These echoes quickly go faint in the our world of cost-cutting, productivity and profit. There is just no time for the finesse of the past. James Bond would have been downsized a long time ago. If not, his expense account would have surely been drastically cut. Also, this week’s spy swap just had nothing substantive at stake. The integrity of both our respective civilizations was not questioned simply because we are now all part of the capitalist brotherhood. Our differences are mere quibbles compared the world historical duel of the past. The current spy scandal, therefore, was no substitute for the “real” ones of the past even if in our media laden present we are accustomed to mistaking the copy for the real.

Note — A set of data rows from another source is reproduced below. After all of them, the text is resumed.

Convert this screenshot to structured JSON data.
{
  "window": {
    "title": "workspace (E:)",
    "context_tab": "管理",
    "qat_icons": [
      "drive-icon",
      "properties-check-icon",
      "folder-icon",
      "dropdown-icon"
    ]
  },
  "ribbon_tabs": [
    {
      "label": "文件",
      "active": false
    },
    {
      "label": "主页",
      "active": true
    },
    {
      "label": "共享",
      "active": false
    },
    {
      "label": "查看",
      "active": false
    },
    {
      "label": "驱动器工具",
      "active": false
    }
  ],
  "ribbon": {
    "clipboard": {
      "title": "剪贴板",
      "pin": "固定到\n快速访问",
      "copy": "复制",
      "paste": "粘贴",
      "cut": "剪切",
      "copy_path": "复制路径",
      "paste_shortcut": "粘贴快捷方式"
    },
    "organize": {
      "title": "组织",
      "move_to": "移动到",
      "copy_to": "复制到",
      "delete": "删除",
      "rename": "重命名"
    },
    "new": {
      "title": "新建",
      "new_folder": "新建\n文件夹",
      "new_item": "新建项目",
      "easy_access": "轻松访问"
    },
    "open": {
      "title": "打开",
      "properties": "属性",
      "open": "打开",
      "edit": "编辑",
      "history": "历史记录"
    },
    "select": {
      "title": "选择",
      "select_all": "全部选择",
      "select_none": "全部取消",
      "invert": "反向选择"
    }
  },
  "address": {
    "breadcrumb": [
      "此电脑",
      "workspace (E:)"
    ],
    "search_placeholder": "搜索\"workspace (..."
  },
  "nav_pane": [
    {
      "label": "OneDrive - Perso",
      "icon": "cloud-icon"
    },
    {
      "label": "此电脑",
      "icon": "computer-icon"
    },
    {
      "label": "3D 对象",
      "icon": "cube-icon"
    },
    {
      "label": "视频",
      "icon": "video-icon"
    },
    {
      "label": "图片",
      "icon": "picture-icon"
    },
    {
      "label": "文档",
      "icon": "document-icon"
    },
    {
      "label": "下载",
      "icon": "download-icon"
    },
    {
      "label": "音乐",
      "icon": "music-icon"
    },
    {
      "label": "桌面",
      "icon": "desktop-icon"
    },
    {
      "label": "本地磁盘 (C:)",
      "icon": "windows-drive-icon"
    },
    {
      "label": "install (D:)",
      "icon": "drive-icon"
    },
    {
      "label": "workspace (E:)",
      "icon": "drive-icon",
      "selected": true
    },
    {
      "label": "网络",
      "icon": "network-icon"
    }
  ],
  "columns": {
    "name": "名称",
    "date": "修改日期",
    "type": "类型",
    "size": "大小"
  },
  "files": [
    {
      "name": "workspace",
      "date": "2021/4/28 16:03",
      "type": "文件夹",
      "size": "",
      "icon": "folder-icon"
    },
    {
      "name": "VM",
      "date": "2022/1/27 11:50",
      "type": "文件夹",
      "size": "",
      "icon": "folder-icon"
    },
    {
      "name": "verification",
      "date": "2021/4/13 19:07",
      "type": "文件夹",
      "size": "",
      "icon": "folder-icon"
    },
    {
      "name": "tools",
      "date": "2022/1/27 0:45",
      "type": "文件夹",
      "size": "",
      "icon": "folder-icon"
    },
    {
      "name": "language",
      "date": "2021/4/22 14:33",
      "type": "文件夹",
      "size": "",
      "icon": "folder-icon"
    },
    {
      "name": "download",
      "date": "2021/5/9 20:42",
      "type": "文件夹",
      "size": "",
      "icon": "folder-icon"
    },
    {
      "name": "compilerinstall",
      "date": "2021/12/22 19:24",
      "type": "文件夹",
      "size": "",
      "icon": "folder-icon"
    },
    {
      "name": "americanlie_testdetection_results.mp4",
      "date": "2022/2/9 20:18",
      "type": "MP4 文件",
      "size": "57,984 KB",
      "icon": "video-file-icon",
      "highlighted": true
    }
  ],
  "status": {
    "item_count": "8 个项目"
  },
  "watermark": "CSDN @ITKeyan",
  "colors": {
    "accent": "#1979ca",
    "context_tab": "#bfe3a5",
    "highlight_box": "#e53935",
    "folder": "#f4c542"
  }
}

Indeed, when it came down to it, the performance of the swap was more important than those being swapped. Just take two of the most publicly recognized figures: Anna Chapman and Igor Sutyagin, the Russian nuclear scientist convicted of spying for the US in 2004. The former turned out to be a very bad spy, while the latter was most likely not a spy at all. Nor did the exchange come amid any secrecy or setting reminiscent of the Cold War. There was no equivalent to the Glienicke Bridge. The world knew the swap was happening before it even happened. Sutyagin’s people went straight to the press when it was announced that he would be exchanged. Someone claiming to represent Chapman announced her impending release on Twitter.
It was no Cold War, though the public seemed happy to relish in the possibility. But like most media sensations the buzz was a far cry for the real thing. I even doubt that Americans and Russians really wanted the real thing. They just like the idea of Cold War. It was exciting and it made our culture, our values, and our nations more important. The world was split between us, our own personal chessboard on a global scale. So what to make of this spy scandal on a cultural level? Was there even a scandal at all? I think the answer to these questions can be surmised from what will surely become one of its iconic phrases: “99 Fake Street.”